Using skin patches from frog embryo cells, scientists have grown creatures different from anything else on Earth, according to a new study. These microscopic “living machines” can swim, sweep debris, and heal after a blow.
Scientists often strive to understand the world as it exists, says Jacob Foster, a UCLA collective intelligence researcher who is not involved in this research. But the new study, published March 31 in Science Robotics, is part of a "liberating moment in the history of science," Foster says. "A reorientation towards the possible."
In a way, the bots were made by themselves. Scientists removed small clusters of stem cells from the skin of frog embryos to see what these cells would do on their own. Separated from their usual spots in a growing frog embryo, the cells organized into balls and grew. About three days later, the groups, called xenobots, began swimming.
Typically, similar structures called cilia in frog skin repel pathogens and spread mucus. But in the xenobots, the cilia allowed them to circulate around. That amazing development “is a great example of life reusing what’s on hand,” says study co-author Michael Levin, a biologist at Tufts University in Medford, Mass.
And that process happens fast. “This is not a type of effect where evolution has found a new use over hundreds of thousands of years,” Levin says. "This happens before your eyes within two or three days."
Xenobots have no nerve cells or brains. However, xenobots, each about half a millimeter wide, can swim through very thin tubes and traverse curved mazes. When placed in sand filled with small particles of iron oxide, xenobots can drag the garbage into piles. Xenobots can even heal; after being cut, the bots return the zipper in their spherical shapes.

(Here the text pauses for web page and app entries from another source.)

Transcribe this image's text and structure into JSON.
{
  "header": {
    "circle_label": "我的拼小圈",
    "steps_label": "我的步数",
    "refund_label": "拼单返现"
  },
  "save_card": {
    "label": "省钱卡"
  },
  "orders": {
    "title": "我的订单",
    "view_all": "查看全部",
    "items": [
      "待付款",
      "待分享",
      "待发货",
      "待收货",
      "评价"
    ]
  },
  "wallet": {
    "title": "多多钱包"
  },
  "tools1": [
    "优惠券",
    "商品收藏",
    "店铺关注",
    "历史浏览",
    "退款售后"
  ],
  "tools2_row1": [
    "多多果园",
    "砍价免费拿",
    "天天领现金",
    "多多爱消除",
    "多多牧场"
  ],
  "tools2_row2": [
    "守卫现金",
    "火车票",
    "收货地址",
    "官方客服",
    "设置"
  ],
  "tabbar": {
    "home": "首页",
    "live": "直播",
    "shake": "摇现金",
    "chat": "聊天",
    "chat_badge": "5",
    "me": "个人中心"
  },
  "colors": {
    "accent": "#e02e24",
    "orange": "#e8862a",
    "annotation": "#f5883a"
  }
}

Scientists continue to work on the basics of xenobot life. Creatures can live about 10 days without food. When fed on sugar, xenobots can live longer (although they do not continue to grow). “We cultured them for more than four months in the lab,” says study co-author Doug Blackiston, also at Tufts. “They do really interesting things if you cultivate them,” including forming strange shapes like a balloon.
It is not yet clear what kind of work these xenobots could do, if any. Researchers say in the head clean waterways, arteries or other small spaces. More generally, these organisms may have lessons on how bodies are built, Levin says.
With the advent of new organisms ethical issues arise, warns Kobi Leins, a digital ethics researcher at the University of Melbourne in Australia. “Scientists like to do things and they don’t necessarily think about what the repercussions are,” he says. More conversations are needed about unintended consequences, he says.
Levin agrees. He says little xenobots are fascinating in themselves, but they raise bigger doubts and greater possibilities. "You're finding a whole galaxy of weird new things."